with HDPE Pipes

Max.

Min.

mm Dia.

mm Dia.

1990

1990

 

(m)

 

11 Region 4

Culvert

900

450

na

300

na

300

1.5

(min.)

Satisfactory

na (Poor backfill can cause misalignment of pipes)

Storm drain

0.9

(min. no

traffic)

4.5

(max.)

 
 

12 Region 4

Culvert

450

300

15

na

na

105

0.6

(min.)

Good

na

Cross drain

3.6

(max.)

Side drain

 

13 Region 4

Culvert

450

375

12

12

na

na

0.45

(min.)

na

na

Cross drain

0.6

(max.)

(Just started, too early to provide information)

Side drain

 

14 Region 10

Culvert

900

300

na

na

na

na

1.2

(min.)

Satisfactory

na

3.6

(max.)

 

15 Region 3

Culvert

1200

100

na

na

na

na

0.45

(min.)

Good (HDPE pipe is mostly used in maintenance work)

Deflections; Crack; Joints (difficult to maintain alignment) (see Questionnaire 2)

Storm drain

0.45

(min. no

Cross drain

traffic)

Side drain

12 (max.)

   

Exp. research

 

16 Region 10

Culvert Storm drain Experimental use in subdrain behind structure

1200

450

1590

750

0

2340

0.6

(min.)

Good

na (Contractors taking advantage of lower material & installation costs in the 450 mm and 600 mm pipes)

0.6

(min. no

traffic)

4.5

(max.)

 

17 Region 5

Storm drain

900

375

na

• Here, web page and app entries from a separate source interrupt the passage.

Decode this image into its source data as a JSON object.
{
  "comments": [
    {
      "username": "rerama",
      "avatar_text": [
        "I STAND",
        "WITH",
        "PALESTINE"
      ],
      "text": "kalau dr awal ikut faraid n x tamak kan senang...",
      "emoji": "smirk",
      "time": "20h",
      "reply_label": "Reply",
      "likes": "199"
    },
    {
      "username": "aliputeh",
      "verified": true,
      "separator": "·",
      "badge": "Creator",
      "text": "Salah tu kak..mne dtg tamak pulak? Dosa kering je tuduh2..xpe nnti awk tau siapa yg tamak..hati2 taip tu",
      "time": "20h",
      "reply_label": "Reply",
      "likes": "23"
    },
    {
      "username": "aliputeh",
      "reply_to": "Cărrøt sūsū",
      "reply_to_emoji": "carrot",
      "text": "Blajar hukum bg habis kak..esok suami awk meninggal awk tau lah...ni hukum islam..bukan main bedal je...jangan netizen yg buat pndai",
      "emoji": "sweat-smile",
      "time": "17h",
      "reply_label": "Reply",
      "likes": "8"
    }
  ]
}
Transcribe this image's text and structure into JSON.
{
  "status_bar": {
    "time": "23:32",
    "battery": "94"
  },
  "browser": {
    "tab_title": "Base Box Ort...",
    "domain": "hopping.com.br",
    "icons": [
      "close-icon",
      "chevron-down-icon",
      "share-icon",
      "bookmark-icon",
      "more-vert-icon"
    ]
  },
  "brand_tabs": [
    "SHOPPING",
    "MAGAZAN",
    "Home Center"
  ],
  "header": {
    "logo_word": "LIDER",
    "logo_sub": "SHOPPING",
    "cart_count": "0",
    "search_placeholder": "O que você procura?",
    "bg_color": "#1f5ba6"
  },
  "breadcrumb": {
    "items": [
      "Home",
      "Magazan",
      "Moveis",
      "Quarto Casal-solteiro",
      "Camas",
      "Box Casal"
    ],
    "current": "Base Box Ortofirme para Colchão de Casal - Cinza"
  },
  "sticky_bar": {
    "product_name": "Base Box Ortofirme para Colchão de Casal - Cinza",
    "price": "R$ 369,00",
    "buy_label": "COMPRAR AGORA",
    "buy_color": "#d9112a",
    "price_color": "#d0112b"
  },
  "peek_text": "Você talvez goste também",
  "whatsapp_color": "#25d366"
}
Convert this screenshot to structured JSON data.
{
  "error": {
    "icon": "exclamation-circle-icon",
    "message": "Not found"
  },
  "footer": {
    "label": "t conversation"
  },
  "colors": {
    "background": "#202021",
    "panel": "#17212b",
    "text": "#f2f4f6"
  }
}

na

na

300

0.6

(min.)

Unsatisfactory

Deflections; Joints; Buckling ( pipes can be damaged during installation)

4.5

(max.)

 

18 Region 5

Culvert

450